Through dramas like ‘Gadjo Dilo’ and the doc ‘Latcho Drom’, Algerian-born director Tony Gatlif has expressed his celluloid kinship with the Roma communities of Eastern Europe, and this latest offering finds him on the road in the farthest reaches of Romania with a wide-eyed and sullen Asia Argento. Her characteristically flighty heroine is two months pregnant and in pursuit of the gypsy musician who left her behind in France, but as soon as the camera introduces us to Birol (‘Head-On’) Ünel’s rapscalliony hustler, an itinerant dealer in whatever he can persuade rural old folks to part with, it doesn’t take a crystal ball to see where the story’s going. Still, it’s hard to imagine these two out-sized personalities lasting more than a few minutes in the same room before a screaming match kicks up.

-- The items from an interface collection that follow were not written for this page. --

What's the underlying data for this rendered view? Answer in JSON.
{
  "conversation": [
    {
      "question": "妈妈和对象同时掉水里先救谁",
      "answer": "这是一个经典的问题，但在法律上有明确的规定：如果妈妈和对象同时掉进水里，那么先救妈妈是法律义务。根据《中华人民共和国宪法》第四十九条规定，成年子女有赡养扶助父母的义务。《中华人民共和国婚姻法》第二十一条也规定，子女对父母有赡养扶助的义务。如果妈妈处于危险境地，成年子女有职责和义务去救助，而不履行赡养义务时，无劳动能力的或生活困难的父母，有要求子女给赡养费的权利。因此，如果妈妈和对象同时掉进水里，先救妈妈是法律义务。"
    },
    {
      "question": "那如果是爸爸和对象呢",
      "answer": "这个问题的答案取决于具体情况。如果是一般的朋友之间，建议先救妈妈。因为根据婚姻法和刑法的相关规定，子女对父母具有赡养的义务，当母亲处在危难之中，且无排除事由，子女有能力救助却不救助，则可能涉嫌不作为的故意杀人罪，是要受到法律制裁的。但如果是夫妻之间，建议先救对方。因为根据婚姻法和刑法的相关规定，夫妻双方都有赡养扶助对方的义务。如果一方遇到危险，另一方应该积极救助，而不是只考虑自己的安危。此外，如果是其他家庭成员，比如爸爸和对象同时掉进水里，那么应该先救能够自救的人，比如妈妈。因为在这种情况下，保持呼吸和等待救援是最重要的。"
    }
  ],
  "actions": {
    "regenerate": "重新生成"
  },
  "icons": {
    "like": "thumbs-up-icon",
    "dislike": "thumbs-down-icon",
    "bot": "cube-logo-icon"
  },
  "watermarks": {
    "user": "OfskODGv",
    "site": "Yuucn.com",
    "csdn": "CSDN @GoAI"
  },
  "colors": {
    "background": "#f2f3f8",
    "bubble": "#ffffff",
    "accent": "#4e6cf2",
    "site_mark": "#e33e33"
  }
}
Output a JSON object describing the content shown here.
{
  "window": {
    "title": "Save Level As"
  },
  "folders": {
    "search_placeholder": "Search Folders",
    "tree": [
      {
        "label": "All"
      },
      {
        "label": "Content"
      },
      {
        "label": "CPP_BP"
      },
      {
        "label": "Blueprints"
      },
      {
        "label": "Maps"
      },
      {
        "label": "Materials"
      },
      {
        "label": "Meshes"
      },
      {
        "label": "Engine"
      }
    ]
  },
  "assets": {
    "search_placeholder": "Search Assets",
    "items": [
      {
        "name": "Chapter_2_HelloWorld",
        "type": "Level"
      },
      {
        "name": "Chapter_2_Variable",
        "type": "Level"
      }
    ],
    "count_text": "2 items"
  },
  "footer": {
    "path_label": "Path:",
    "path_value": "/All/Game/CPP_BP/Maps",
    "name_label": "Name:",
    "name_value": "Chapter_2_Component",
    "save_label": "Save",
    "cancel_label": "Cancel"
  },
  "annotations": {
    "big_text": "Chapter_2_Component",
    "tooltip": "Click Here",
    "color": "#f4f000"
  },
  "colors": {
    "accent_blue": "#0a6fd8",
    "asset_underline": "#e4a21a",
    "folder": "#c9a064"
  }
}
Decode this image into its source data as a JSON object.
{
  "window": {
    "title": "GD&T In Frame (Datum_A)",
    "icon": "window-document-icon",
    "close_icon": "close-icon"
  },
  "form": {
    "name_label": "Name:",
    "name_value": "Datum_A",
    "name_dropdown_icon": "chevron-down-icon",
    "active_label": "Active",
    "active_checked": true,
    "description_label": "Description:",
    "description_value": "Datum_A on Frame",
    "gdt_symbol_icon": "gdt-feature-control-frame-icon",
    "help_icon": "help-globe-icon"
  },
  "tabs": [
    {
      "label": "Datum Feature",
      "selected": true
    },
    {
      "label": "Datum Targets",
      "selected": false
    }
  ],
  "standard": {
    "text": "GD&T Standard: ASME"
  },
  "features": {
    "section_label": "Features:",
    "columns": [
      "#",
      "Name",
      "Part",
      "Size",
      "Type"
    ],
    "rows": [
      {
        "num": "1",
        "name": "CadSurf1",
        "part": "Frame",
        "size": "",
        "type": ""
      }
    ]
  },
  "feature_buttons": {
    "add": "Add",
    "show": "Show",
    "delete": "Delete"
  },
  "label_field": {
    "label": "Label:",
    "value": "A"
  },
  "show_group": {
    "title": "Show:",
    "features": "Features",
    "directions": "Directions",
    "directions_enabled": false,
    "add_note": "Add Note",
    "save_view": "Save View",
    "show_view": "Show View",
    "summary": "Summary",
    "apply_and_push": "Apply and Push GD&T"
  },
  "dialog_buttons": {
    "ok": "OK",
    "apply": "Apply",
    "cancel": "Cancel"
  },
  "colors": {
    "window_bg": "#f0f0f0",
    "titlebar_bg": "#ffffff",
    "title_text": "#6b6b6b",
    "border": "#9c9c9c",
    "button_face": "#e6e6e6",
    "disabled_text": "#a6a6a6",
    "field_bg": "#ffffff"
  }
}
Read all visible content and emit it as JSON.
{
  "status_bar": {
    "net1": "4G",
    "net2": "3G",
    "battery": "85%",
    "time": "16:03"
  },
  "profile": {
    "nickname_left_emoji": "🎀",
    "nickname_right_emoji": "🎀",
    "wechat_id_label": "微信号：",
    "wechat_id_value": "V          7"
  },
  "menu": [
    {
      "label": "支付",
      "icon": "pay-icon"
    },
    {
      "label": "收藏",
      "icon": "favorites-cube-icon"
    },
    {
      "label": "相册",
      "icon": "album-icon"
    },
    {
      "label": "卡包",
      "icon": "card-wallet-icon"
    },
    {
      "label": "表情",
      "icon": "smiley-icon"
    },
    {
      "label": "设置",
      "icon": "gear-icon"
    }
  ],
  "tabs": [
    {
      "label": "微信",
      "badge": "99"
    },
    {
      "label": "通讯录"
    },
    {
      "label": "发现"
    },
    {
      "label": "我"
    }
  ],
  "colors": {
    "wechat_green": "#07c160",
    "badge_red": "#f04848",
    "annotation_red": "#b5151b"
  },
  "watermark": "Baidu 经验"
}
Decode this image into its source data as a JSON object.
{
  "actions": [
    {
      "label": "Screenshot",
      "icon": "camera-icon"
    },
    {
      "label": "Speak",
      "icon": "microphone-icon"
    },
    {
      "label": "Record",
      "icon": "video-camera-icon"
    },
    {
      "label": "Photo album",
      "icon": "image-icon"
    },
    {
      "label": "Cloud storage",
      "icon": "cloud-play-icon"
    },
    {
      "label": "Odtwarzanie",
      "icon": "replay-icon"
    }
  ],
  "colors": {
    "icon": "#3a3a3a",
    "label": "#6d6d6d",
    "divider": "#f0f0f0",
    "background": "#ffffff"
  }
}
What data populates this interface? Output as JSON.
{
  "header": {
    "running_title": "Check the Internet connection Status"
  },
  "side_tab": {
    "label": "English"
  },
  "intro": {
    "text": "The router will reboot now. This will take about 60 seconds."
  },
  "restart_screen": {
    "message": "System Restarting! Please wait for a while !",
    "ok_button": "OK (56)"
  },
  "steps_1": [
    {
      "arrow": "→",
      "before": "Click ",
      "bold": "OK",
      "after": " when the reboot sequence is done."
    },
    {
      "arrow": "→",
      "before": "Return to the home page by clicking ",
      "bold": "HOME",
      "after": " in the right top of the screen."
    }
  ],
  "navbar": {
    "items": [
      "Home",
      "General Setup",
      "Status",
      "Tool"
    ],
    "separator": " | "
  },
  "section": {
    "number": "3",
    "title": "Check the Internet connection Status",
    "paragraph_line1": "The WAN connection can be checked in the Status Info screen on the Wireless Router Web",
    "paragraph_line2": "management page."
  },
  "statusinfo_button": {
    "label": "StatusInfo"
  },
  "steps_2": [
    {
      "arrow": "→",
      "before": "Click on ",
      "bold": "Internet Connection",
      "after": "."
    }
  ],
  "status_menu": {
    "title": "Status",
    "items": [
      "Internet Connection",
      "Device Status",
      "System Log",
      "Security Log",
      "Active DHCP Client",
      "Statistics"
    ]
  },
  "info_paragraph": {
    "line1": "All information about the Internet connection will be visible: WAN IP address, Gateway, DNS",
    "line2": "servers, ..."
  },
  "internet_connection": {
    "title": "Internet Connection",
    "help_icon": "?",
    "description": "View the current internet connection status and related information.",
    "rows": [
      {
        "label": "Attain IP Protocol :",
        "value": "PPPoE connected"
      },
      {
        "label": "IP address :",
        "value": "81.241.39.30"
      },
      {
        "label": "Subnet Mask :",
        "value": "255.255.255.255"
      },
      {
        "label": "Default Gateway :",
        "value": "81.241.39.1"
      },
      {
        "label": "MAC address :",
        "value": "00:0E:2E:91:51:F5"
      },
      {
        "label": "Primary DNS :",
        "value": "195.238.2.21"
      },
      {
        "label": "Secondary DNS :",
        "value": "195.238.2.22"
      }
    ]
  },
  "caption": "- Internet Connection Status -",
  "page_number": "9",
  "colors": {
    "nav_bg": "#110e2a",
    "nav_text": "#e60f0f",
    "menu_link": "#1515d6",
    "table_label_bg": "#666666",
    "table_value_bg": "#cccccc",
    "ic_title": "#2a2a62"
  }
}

Life is loud in these parts, as the movie evolves into a whirl of thronging local festivals, rapid-fire cimbaloms and violins, fist fights, smashed crockery, female armpit hair and more than the odd hissy fit. ‘Why is my heart possessed?’ wonders Asia at one point, and she might very well ask, since the sketchy screenplay outlines the characters’ high-octane emotions but never really allows us access to them. It’s frustrating really, since both leads are clearly up for Gatlif’s all-the-stops-out approach, only for the material to let everyone down. Still, with lashings of authentic musical fervour and Céline Bozon’s camerawork capturing post-Ceausescu industrial wasteland, magical twilight and elemental snowscapes with hallucinatory immediacy, it’s still an insidiously memorable visual experience, even if it offers only dazzling snapshots of contemporary life in the region which gives it its title. Trevor Johnston